Our goal is to create portraiture as individual as the subjects we photograph. Our tools include various styles,
techniques, and settings that make each portrait a unique work of art.
Giving life to your personal art work begins with a planning session, during which you and the photographer can explore
your ideas and discuss creative possibilities.
One important consideration is where the finished work of art will be displayed. When it is planned to decorate
your home or office, it will serve as both a tasteful reflection of your individualized decorating style and a tribute to
the ones you love. A well designed portrait, when it is properly sized (not too large and not too small), creates a
decorative focal point that can add both drama and personality to any room in your home.
The clothing you choose is also very important to your portrait's success. In general, portraits are best when
the viewer's eye is drawn to your face. Proper clothing allows the face to dominate the portrait, with all other elements
being secondary, rather than the other way around. Informal portraits invite much more variety in clothing, color, and
style. Many of our personal favorites are portraits that exude personality and tell us something about the subject.
The guidelines below will help you to make important decisions about the clothing and style of your artwork.
Tips On Preparing For Your Portraits
Whether working with light or dark complexions, the objective always is for the face to dominate the portrait. Accordingly,
it is usually best if skin highlights are the lightest, brightest, or most intense areas of the portrait. So, for example,
when a medium to dark background is used, all subjects photograph best in medium to dark tones, whatever the skin tone.
Turtle necks or V-necks are flattering provided that neither is exaggerated in style. Avoid very wide or particularly
deep V-neck garments or bulky cowlneck sweaters that completely hide the neck.
For close-up portraits, long sleeves are essential for teens and adults, as bare arms call attention to themselves and
will overpower the face.

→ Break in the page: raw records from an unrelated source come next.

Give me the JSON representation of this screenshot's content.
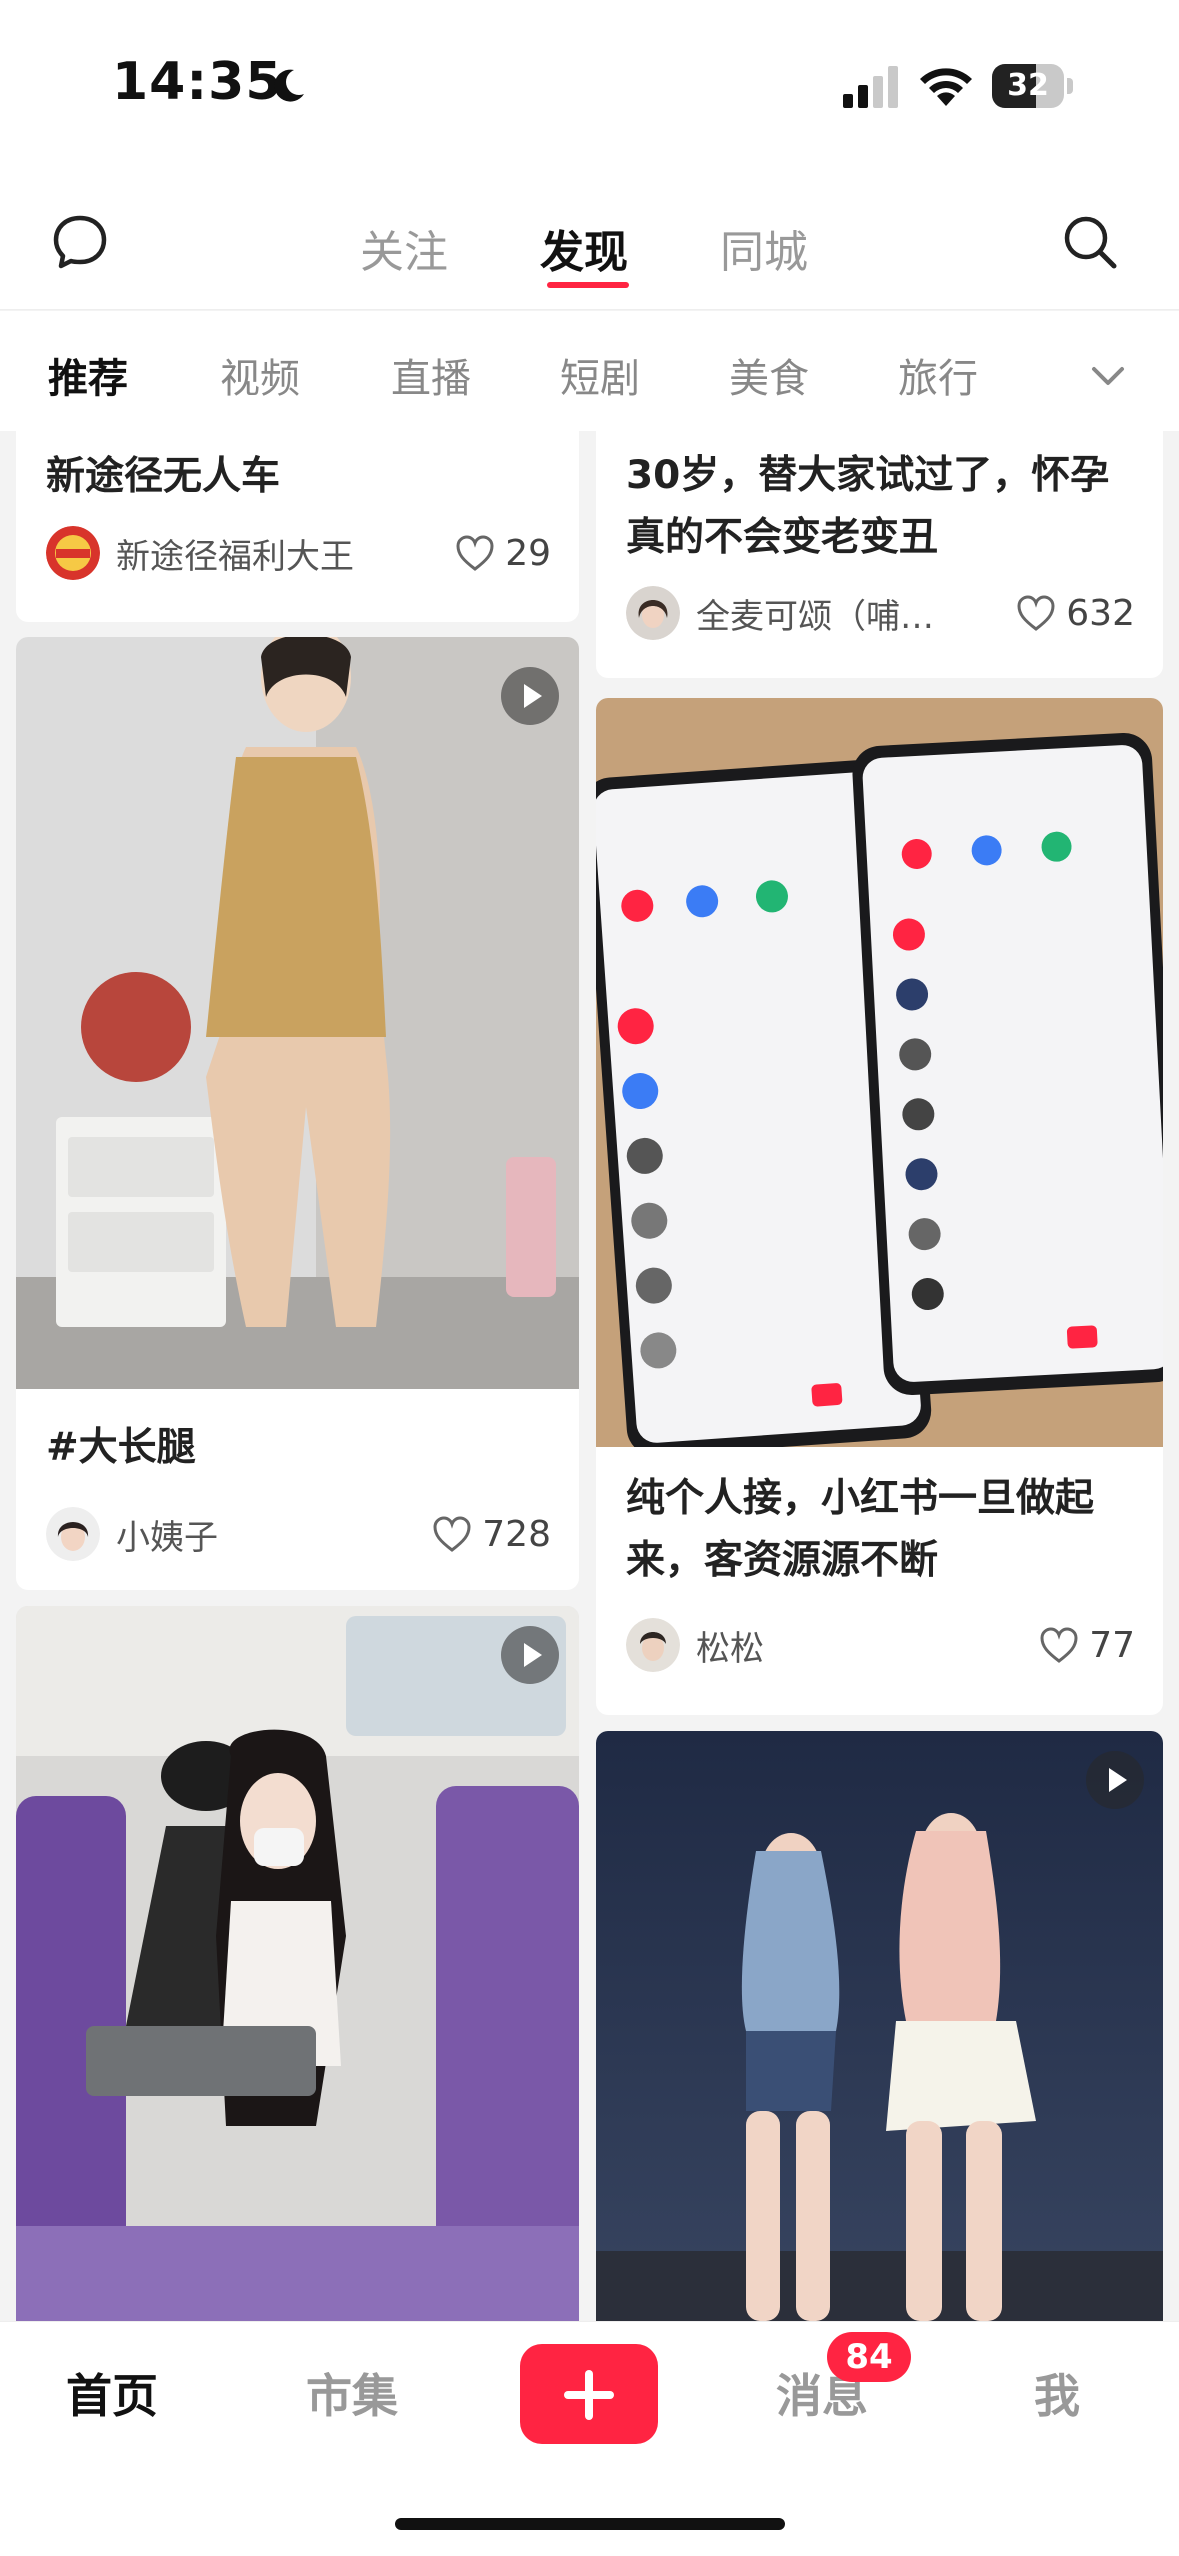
{
  "status": {
    "time": "14:35",
    "battery": "32"
  },
  "nav": {
    "tabs": [
      "关注",
      "发现",
      "同城"
    ],
    "active": "发现"
  },
  "categories": [
    "推荐",
    "视频",
    "直播",
    "短剧",
    "美食",
    "旅行"
  ],
  "feed": {
    "left": [
      {
        "title": "新途径无人车",
        "author": "新途径福利大王",
        "likes": "29"
      },
      {
        "title": "#大长腿",
        "author": "小姨子",
        "likes": "728",
        "video": true
      },
      {
        "video": true
      }
    ],
    "right": [
      {
        "title": "30岁，替大家试过了，怀孕真的不会变老变丑",
        "author": "全麦可颂（哺…",
        "likes": "632"
      },
      {
        "title": "纯个人接，小红书一旦做起来，客资源源不断",
        "author": "松松",
        "likes": "77"
      },
      {
        "video": true
      }
    ]
  },
  "bottom_tabs": {
    "home": "首页",
    "market": "市集",
    "messages": "消息",
    "me": "我",
    "messages_badge": "84"
  },
  "colors": {
    "accent": "#ff2442",
    "background": "#f3f3f3"
  }
}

Women being photographed in full length should wear long skirts, pants, or dark stockins in order to keep the eye from
being directed toward the legs and away from the face.
If feet are to show in the portrait, assure that shoes and stockings are in keeping with the visual intent of the portrait.

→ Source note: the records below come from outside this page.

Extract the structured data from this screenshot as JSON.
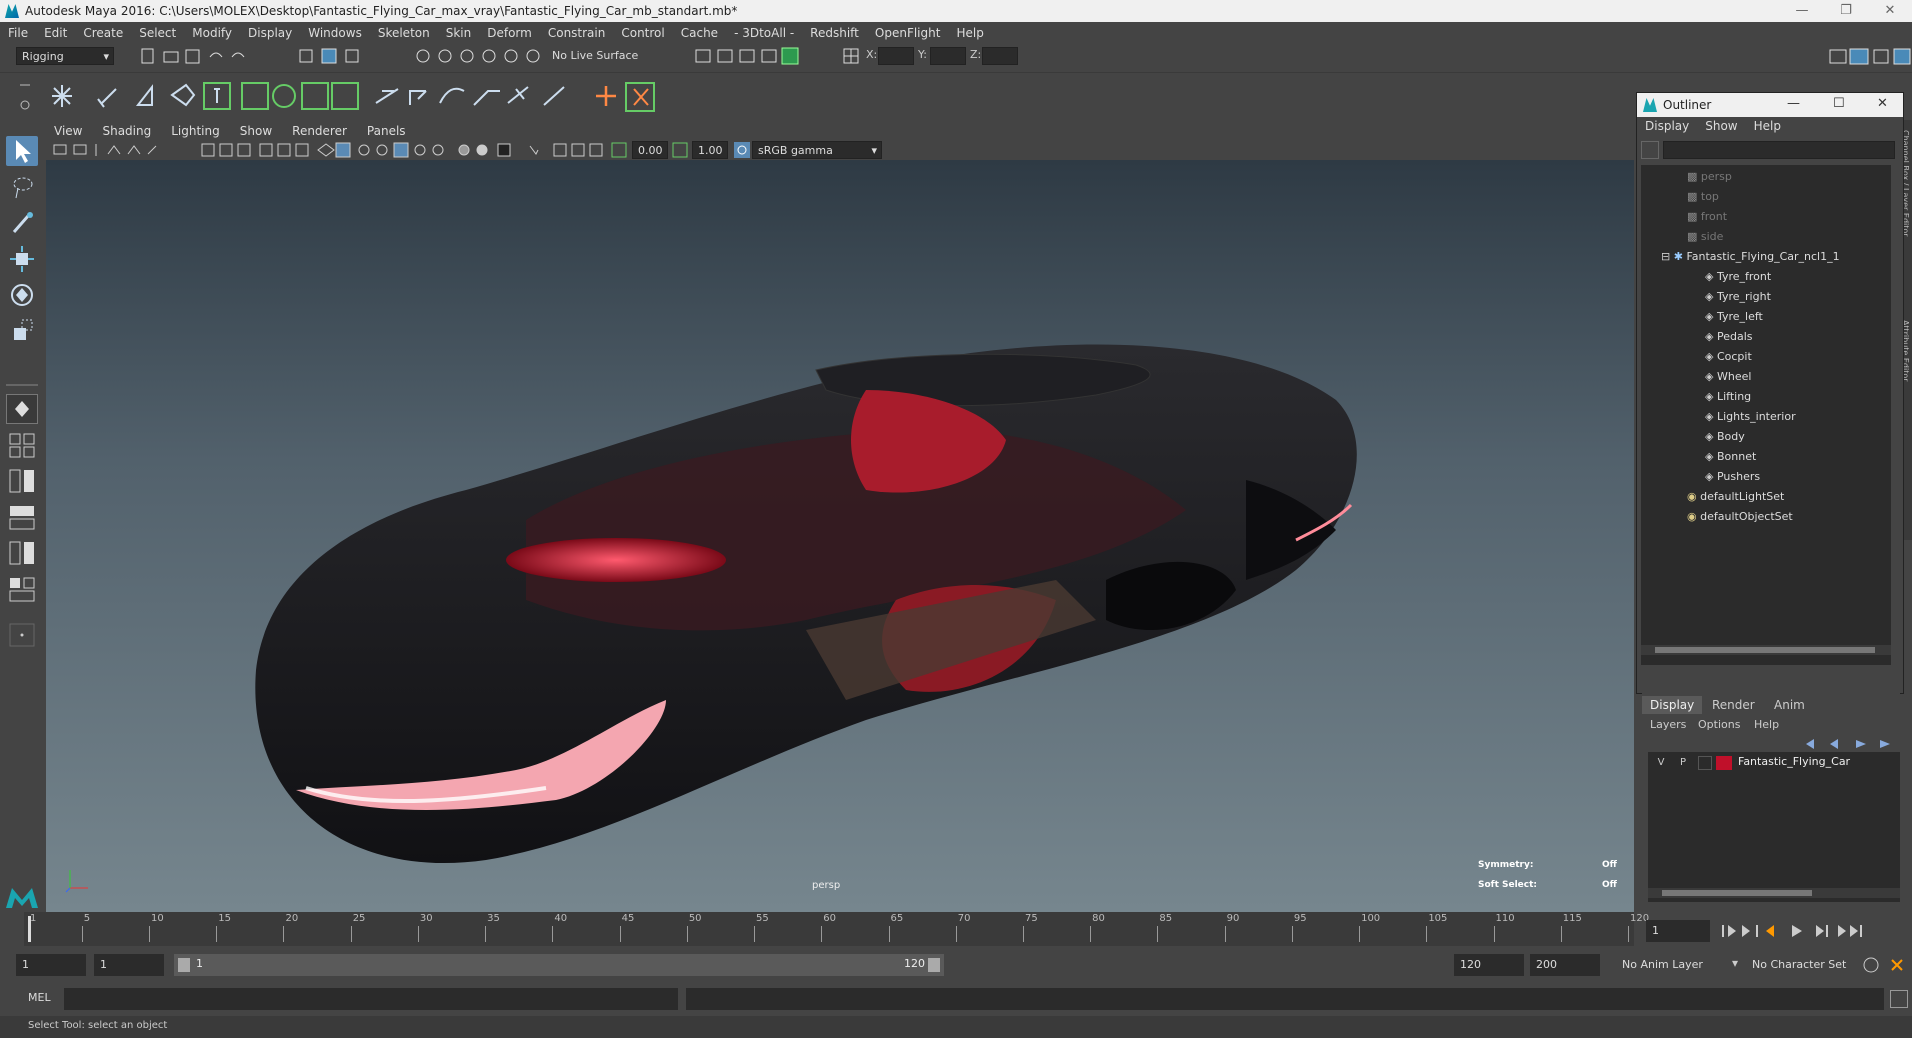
{
  "window": {
    "title": "Autodesk Maya 2016: C:\\Users\\MOLEX\\Desktop\\Fantastic_Flying_Car_max_vray\\Fantastic_Flying_Car_mb_standart.mb*"
  },
  "menubar": [
    "File",
    "Edit",
    "Create",
    "Select",
    "Modify",
    "Display",
    "Windows",
    "Skeleton",
    "Skin",
    "Deform",
    "Constrain",
    "Control",
    "Cache",
    "- 3DtoAll -",
    "Redshift",
    "OpenFlight",
    "Help"
  ],
  "statusline": {
    "menuset": "Rigging",
    "live_surface": "No Live Surface",
    "x_label": "X:",
    "y_label": "Y:",
    "z_label": "Z:"
  },
  "panel_menu": [
    "View",
    "Shading",
    "Lighting",
    "Show",
    "Renderer",
    "Panels"
  ],
  "panel_toolbar": {
    "exposure": "0.00",
    "gamma": "1.00",
    "colorspace": "sRGB gamma"
  },
  "viewport": {
    "camera": "persp",
    "symmetry_label": "Symmetry:",
    "symmetry_value": "Off",
    "soft_select_label": "Soft Select:",
    "soft_select_value": "Off"
  },
  "outliner": {
    "title": "Outliner",
    "menu": [
      "Display",
      "Show",
      "Help"
    ],
    "items": [
      {
        "label": "persp",
        "type": "camera",
        "dim": true
      },
      {
        "label": "top",
        "type": "camera",
        "dim": true
      },
      {
        "label": "front",
        "type": "camera",
        "dim": true
      },
      {
        "label": "side",
        "type": "camera",
        "dim": true
      },
      {
        "label": "Fantastic_Flying_Car_ncl1_1",
        "type": "group",
        "dim": false
      },
      {
        "label": "Tyre_front",
        "type": "mesh",
        "dim": false
      },
      {
        "label": "Tyre_right",
        "type": "mesh",
        "dim": false
      },
      {
        "label": "Tyre_left",
        "type": "mesh",
        "dim": false
      },
      {
        "label": "Pedals",
        "type": "mesh",
        "dim": false
      },
      {
        "label": "Cocpit",
        "type": "mesh",
        "dim": false
      },
      {
        "label": "Wheel",
        "type": "mesh",
        "dim": false
      },
      {
        "label": "Lifting",
        "type": "mesh",
        "dim": false
      },
      {
        "label": "Lights_interior",
        "type": "mesh",
        "dim": false
      },
      {
        "label": "Body",
        "type": "mesh",
        "dim": false
      },
      {
        "label": "Bonnet",
        "type": "mesh",
        "dim": false
      },
      {
        "label": "Pushers",
        "type": "mesh",
        "dim": false
      },
      {
        "label": "defaultLightSet",
        "type": "set",
        "dim": false
      },
      {
        "label": "defaultObjectSet",
        "type": "set",
        "dim": false
      }
    ]
  },
  "side_tabs": {
    "channel_box": "Channel Box / Layer Editor",
    "attribute_editor": "Attribute Editor"
  },
  "layer_editor": {
    "tabs": [
      "Display",
      "Render",
      "Anim"
    ],
    "menu": [
      "Layers",
      "Options",
      "Help"
    ],
    "layer": {
      "v": "V",
      "p": "P",
      "name": "Fantastic_Flying_Car",
      "color": "#c0102a"
    }
  },
  "timeline": {
    "ticks": [
      "1",
      "5",
      "10",
      "15",
      "20",
      "25",
      "30",
      "35",
      "40",
      "45",
      "50",
      "55",
      "60",
      "65",
      "70",
      "75",
      "80",
      "85",
      "90",
      "95",
      "100",
      "105",
      "110",
      "115",
      "120"
    ],
    "current_frame": "1"
  },
  "range": {
    "start": "1",
    "playback_start": "1",
    "slider_start": "1",
    "slider_end": "120",
    "playback_end": "120",
    "end": "200",
    "anim_layer": "No Anim Layer",
    "character_set": "No Character Set"
  },
  "command": {
    "language": "MEL"
  },
  "help": {
    "text": "Select Tool: select an object"
  }
}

Men should be clean shaven or facial hair should be carefully groomed, with the hair cut about one week before the portrait
session. Women should be photographed whenever they are happiest with their hair in relation to the time it is styled.
Clothing For Individuals
The goal of any fine portrait is to direct the viewer's eye to the face(s) in the portrait. All other elements
should be secondary. For individuals, simple long-sleeved garments in medium to dark tones of brown, gray, burgandy,
green, or blue are pleasing when photographed against a medium or dark background.
Because darker clothing is slimming, it is often a good choice for close-up, full-length or three-quarter length portraits
in which a medium to dark background is used.
Bold stripes, plaids, checks, and prints are visually confusing and do not usually photography well.
Bright colors, such as pink and orange, will tend to overwhelm the face and can ruin an otherwise beautiful portrait.
Light colors that approximate flesh tones or are lighter than flesh tend to overpower the face and can visually drain
the face of color making the subject look unusually pale.
Clothing For Small Groups
Couples or small groups should choose simple garments within the same tonal range. When subjects appear in a mixture
of light and dark tones together, there is visual confusion - as the light color tends to come forward, and the dark colors
recede. When this happens, one person becomes dominant and can even appear heavier than in reality.
Clothing For Families
In a family group, proper clothing coordination is critical. When decorating a home, a major concern is to coordinate
the colors and tones of the walls, carpets, drapes and furniture. Similar coordination is necessary when selecting clothing
for a group portrait. Choose clothing in the same tonal range so that no single member of the family stands out because
the clothing is too light or bright as compared to the rest of the group.
Proper clothing selection makes the difference between a portrait that appears to be a group of seemingly unrelated individuals
and one in which every member of the family "belongs" to the group.
Vermont offers a great many picturesque settings that work well for creative portraiture. The primary consideration
in most cases when this is the plan is the weather and time of year.
For studio portraits, we offer a sample of possible background tones to facilitate your planning process and clothing